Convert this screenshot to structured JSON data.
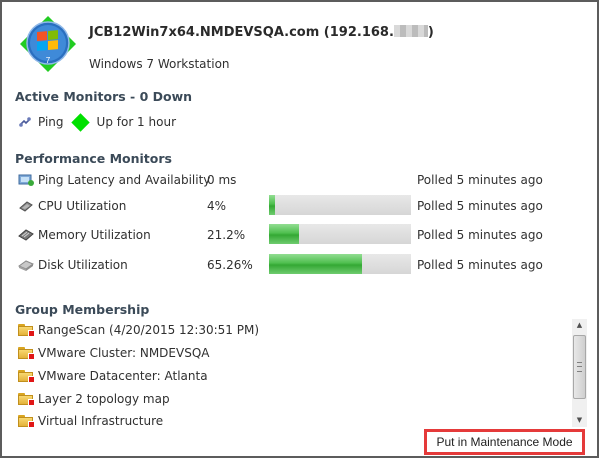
{
  "device": {
    "title_prefix": "JCB12Win7x64.NMDEVSQA.com (192.168.",
    "title_suffix": ")",
    "type": "Windows 7 Workstation",
    "os_icon": "windows-7-logo",
    "os_badge": "7",
    "status_color": "#22cc22"
  },
  "active_monitors": {
    "title": "Active Monitors - 0 Down",
    "items": [
      {
        "icon": "ping-icon",
        "name": "Ping",
        "status_icon": "green-diamond",
        "status": "Up for 1 hour"
      }
    ]
  },
  "performance_monitors": {
    "title": "Performance Monitors",
    "items": [
      {
        "icon": "latency-icon",
        "name": "Ping Latency and Availability",
        "value": "0 ms",
        "percent": null,
        "polled": "Polled 5 minutes ago"
      },
      {
        "icon": "cpu-icon",
        "name": "CPU Utilization",
        "value": "4%",
        "percent": 4,
        "polled": "Polled 5 minutes ago"
      },
      {
        "icon": "memory-icon",
        "name": "Memory Utilization",
        "value": "21.2%",
        "percent": 21.2,
        "polled": "Polled 5 minutes ago"
      },
      {
        "icon": "disk-icon",
        "name": "Disk Utilization",
        "value": "65.26%",
        "percent": 65.26,
        "polled": "Polled 5 minutes ago"
      }
    ]
  },
  "group_membership": {
    "title": "Group Membership",
    "items": [
      {
        "icon": "folder-icon",
        "label": "RangeScan (4/20/2015 12:30:51 PM)"
      },
      {
        "icon": "folder-icon",
        "label": "VMware Cluster: NMDEVSQA"
      },
      {
        "icon": "folder-icon",
        "label": "VMware Datacenter: Atlanta"
      },
      {
        "icon": "folder-icon",
        "label": "Layer 2 topology map"
      },
      {
        "icon": "folder-icon",
        "label": "Virtual Infrastructure"
      }
    ]
  },
  "actions": {
    "maintenance_label": "Put in Maintenance Mode",
    "highlight_color": "#e53a3a"
  },
  "colors": {
    "bar_fill": "#3cae3c",
    "bar_track": "#dcdcdc",
    "section_title": "#3b4a58"
  }
}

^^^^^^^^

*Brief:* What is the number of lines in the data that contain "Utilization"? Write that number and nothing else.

*Task answer:* 3